Yesterday was National Pancake Day, according to IHOP. While I myself didn’t partake of the free hotcakes, many people did. And here’s why giving away pancakes rocks.

People   love free things. To the point that they’re willing to pay for them. Huh? IHOP gave away pancakes from 7 am to 10 pm, and asked that customers donated money to the Children’s Miracle Network if they were able. While some people only came for the free pancakes and didn’t donate, many gave, and many bought things to accompany the free pancakes.

IHOP is aiming to raise $5 million for the Children’s Miracle Network within 5 years (this is the 5th). Last year they raised $425,000. That’s a lot of free pancakes!

In addition, fans spread the word. I heard about Free Pancake Day on Twitter, where there were thousands of mentions. Blogs and Facebook, too, were riddled with mentions. Free publicity from people who want to share. Priceless.

Free is a veritable marketing tactic. Whether you’re donating money to charity (also a good PR move) or just giving away the farm to sell some milk, free works. But I can’t afford to give away anything for free, you’re whining. My reply? You very well may not be able to afford not to. Here are some examples of freebies:

  • Making a larger size product and selling it for the same price (25% more free!)
  • Giving away a bonus item, such as a free table with sale of a couch
  • Free info products (get my free book/ebook with a coaching package)
  • Free services; if you’re in the services industry, give away something your clients wouldn’t otherwise buy as a way of introducing it

My assignment to you is to think about what you can give away for a month, a day, a week. Promote it. See if you don’t see an increase in sales as a result.

Time to share! What have you given away for free? How did it work?

Let the Public Vote on Your Ad Campaign

I’m a little slow to get through the stack of business magazines on my table, so forgive me for delivering this story a little late.
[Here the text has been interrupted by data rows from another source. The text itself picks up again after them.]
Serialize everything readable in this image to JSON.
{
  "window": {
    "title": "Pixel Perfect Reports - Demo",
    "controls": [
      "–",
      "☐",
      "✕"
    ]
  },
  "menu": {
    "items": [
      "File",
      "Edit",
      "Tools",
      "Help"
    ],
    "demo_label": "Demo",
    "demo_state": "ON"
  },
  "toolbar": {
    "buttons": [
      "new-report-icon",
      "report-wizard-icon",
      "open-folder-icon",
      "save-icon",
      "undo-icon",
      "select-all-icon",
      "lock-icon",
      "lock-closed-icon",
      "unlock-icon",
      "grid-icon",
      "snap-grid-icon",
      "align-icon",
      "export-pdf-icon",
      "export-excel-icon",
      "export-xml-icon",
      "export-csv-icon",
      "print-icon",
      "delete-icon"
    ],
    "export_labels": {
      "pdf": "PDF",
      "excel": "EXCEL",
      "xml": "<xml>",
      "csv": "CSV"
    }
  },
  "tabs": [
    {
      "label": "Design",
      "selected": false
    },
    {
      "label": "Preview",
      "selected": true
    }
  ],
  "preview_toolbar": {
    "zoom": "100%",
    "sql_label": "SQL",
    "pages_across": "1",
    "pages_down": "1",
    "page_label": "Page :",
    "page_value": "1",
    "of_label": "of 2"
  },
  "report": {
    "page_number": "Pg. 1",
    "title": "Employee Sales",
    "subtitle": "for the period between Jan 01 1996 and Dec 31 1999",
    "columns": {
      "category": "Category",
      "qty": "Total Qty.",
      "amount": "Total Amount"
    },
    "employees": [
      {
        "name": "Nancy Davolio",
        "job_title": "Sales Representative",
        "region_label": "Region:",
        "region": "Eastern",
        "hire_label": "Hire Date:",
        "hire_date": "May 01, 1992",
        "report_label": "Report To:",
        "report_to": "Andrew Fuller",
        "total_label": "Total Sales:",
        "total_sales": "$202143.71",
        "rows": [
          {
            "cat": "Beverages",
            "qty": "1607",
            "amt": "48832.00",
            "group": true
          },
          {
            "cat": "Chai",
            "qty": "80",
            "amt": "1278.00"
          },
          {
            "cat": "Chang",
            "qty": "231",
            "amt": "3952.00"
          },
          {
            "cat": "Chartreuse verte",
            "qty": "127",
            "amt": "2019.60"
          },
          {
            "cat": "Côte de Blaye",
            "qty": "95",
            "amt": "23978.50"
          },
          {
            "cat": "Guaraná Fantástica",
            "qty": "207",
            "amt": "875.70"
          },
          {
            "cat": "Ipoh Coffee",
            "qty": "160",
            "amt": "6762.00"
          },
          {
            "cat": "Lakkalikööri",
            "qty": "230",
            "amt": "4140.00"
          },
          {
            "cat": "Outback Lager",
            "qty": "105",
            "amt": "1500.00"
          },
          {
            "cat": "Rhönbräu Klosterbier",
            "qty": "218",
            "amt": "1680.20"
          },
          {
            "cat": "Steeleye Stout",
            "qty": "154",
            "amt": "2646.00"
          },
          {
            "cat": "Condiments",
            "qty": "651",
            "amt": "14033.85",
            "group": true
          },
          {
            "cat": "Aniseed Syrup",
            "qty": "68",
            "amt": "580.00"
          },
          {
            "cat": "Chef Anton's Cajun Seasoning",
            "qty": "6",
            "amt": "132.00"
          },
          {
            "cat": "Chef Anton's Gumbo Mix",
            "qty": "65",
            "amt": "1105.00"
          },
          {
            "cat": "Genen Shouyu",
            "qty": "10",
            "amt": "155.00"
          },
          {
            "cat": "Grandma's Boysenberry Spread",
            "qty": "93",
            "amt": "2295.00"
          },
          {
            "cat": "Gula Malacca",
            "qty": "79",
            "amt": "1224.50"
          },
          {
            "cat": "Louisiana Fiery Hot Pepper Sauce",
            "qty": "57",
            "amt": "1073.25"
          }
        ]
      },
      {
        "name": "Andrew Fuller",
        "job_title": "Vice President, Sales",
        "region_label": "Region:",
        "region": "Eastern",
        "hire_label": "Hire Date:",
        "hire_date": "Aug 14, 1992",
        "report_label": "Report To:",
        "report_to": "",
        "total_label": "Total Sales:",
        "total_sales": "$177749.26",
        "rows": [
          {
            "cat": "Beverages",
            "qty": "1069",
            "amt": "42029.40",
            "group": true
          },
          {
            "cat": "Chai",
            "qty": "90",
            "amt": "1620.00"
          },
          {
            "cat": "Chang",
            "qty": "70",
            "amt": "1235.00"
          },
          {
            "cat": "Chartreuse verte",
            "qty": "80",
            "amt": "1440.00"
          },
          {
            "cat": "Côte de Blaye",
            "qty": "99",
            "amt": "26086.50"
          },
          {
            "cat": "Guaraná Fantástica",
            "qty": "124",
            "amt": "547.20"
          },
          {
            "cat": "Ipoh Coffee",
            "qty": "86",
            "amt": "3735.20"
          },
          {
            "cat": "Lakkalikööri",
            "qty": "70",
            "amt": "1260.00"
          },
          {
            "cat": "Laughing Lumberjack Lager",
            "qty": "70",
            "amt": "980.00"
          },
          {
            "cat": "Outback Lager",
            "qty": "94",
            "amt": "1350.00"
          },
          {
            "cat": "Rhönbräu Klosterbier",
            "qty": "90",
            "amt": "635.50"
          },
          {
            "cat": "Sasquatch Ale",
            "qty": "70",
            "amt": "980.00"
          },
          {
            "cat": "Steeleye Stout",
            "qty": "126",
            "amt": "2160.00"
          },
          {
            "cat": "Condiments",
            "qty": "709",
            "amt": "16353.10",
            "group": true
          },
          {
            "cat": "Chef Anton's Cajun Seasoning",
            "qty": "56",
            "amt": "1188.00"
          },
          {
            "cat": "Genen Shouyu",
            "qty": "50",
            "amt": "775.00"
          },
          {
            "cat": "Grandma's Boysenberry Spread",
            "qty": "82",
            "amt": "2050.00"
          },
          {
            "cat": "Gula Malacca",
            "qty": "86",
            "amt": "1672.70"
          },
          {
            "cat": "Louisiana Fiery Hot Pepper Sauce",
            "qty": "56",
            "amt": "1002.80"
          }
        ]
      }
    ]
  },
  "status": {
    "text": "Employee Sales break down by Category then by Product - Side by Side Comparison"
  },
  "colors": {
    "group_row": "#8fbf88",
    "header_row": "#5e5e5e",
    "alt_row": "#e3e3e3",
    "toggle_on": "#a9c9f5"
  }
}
Fortune Magazine asked 5 Detroit ad agencies to come up with an ad that would draw young professionals to Detroit. Then they invited the public to vote on them.

I hated all the ads but #2, and unfortunately I voted too late to make a difference. Still, I love the idea of asking the people what appeals to them. After all, it’s not the big-time ad execs at the top that the ads are targeting. It’s me. And you. More clients should make ad agencies compete and get the opinions of the average professional, in my opinion.

See the ads and results here.